▸ **TASK BRIEF**: When you output the records, match them exactly and omit any picture they include.

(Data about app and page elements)
------------------------------------
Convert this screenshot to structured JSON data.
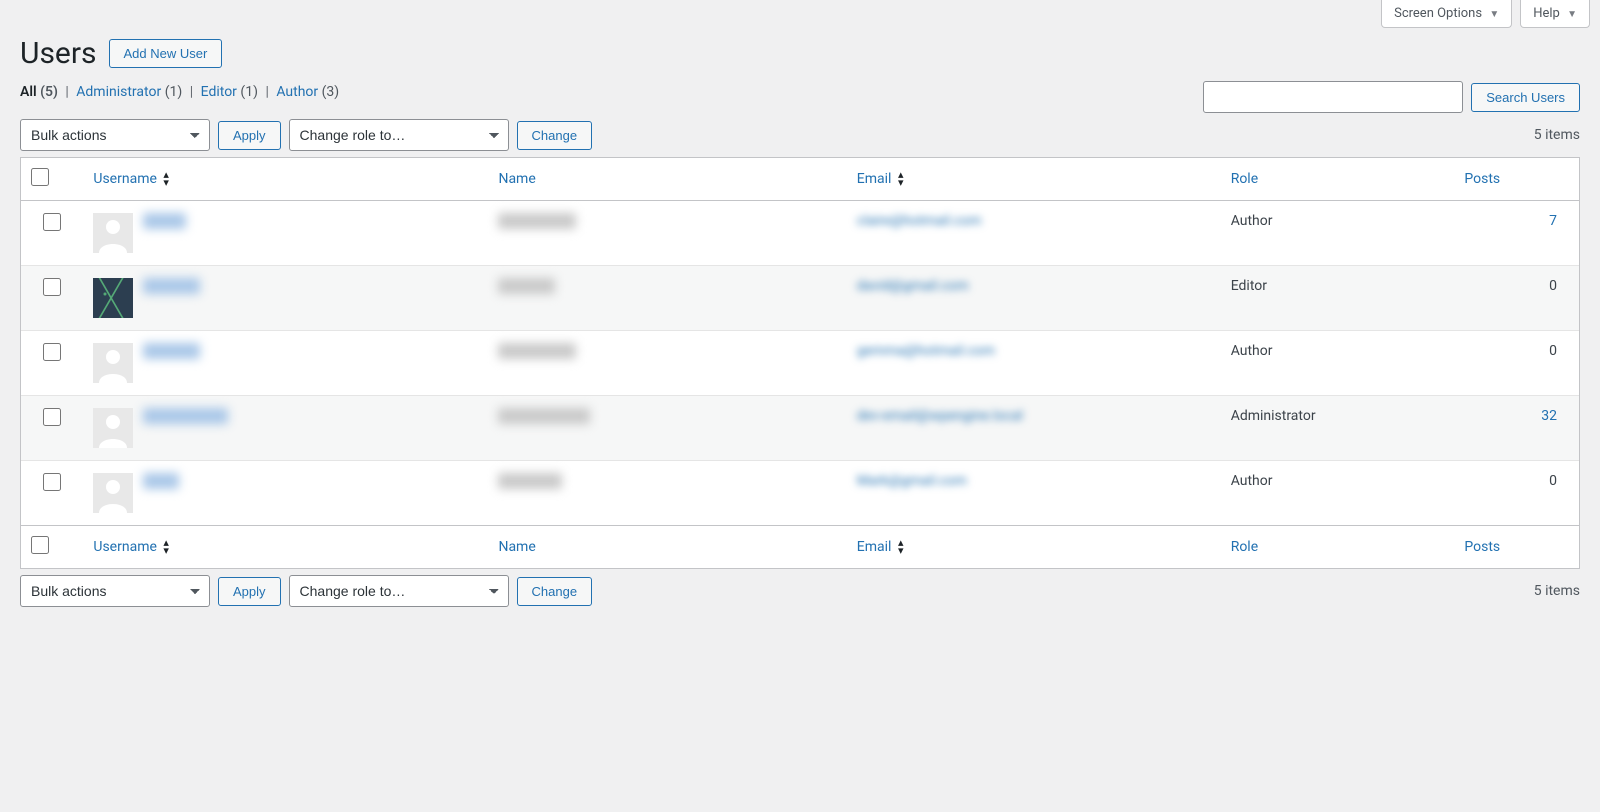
{
  "screenTabs": {
    "options": "Screen Options",
    "help": "Help"
  },
  "page": {
    "title": "Users",
    "addNew": "Add New User"
  },
  "filters": {
    "all": "All",
    "allCount": "(5)",
    "admin": "Administrator",
    "adminCount": "(1)",
    "editor": "Editor",
    "editorCount": "(1)",
    "author": "Author",
    "authorCount": "(3)"
  },
  "search": {
    "button": "Search Users"
  },
  "bulk": {
    "bulkActions": "Bulk actions",
    "apply": "Apply",
    "changeRole": "Change role to…",
    "change": "Change"
  },
  "itemsCount": "5 items",
  "columns": {
    "username": "Username",
    "name": "Name",
    "email": "Email",
    "role": "Role",
    "posts": "Posts"
  },
  "rows": [
    {
      "avatar": "default",
      "usernameMask": "xxxxx",
      "nameMask": "xxxxxxxxxx",
      "email": "claire@hotmail.com",
      "role": "Author",
      "posts": "7",
      "postsLink": true
    },
    {
      "avatar": "branch",
      "usernameMask": "xxxxxxx",
      "nameMask": "xxxxxxx",
      "email": "david@gmail.com",
      "role": "Editor",
      "posts": "0",
      "postsLink": false
    },
    {
      "avatar": "default",
      "usernameMask": "xxxxxxx",
      "nameMask": "xxxxxxxxxx",
      "email": "gemma@hotmail.com",
      "role": "Author",
      "posts": "0",
      "postsLink": false
    },
    {
      "avatar": "default",
      "usernameMask": "xxxxxxxxxxx",
      "nameMask": "xxxxxxxxxxxx",
      "email": "dev-email@wpengine.local",
      "role": "Administrator",
      "posts": "32",
      "postsLink": true
    },
    {
      "avatar": "default",
      "usernameMask": "xxxx",
      "nameMask": "xxxxxxxx",
      "email": "Mark@gmail.com",
      "role": "Author",
      "posts": "0",
      "postsLink": false
    }
  ]
}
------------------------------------
▸ **ANSWER SECTION**:
Convert this screenshot to structured JSON data.
{
  "screenTabs": {
    "options": "Screen Options",
    "help": "Help"
  },
  "page": {
    "title": "Users",
    "addNew": "Add New User"
  },
  "filters": {
    "all": "All",
    "allCount": "(5)",
    "admin": "Administrator",
    "adminCount": "(1)",
    "editor": "Editor",
    "editorCount": "(1)",
    "author": "Author",
    "authorCount": "(3)"
  },
  "search": {
    "button": "Search Users"
  },
  "bulk": {
    "bulkActions": "Bulk actions",
    "apply": "Apply",
    "changeRole": "Change role to…",
    "change": "Change"
  },
  "itemsCount": "5 items",
  "columns": {
    "username": "Username",
    "name": "Name",
    "email": "Email",
    "role": "Role",
    "posts": "Posts"
  },
  "rows": [
    {
      "avatar": "default",
      "usernameMask": "xxxxx",
      "nameMask": "xxxxxxxxxx",
      "email": "claire@hotmail.com",
      "role": "Author",
      "posts": "7",
      "postsLink": true
    },
    {
      "avatar": "branch",
      "usernameMask": "xxxxxxx",
      "nameMask": "xxxxxxx",
      "email": "david@gmail.com",
      "role": "Editor",
      "posts": "0",
      "postsLink": false
    },
    {
      "avatar": "default",
      "usernameMask": "xxxxxxx",
      "nameMask": "xxxxxxxxxx",
      "email": "gemma@hotmail.com",
      "role": "Author",
      "posts": "0",
      "postsLink": false
    },
    {
      "avatar": "default",
      "usernameMask": "xxxxxxxxxxx",
      "nameMask": "xxxxxxxxxxxx",
      "email": "dev-email@wpengine.local",
      "role": "Administrator",
      "posts": "32",
      "postsLink": true
    },
    {
      "avatar": "default",
      "usernameMask": "xxxx",
      "nameMask": "xxxxxxxx",
      "email": "Mark@gmail.com",
      "role": "Author",
      "posts": "0",
      "postsLink": false
    }
  ]
}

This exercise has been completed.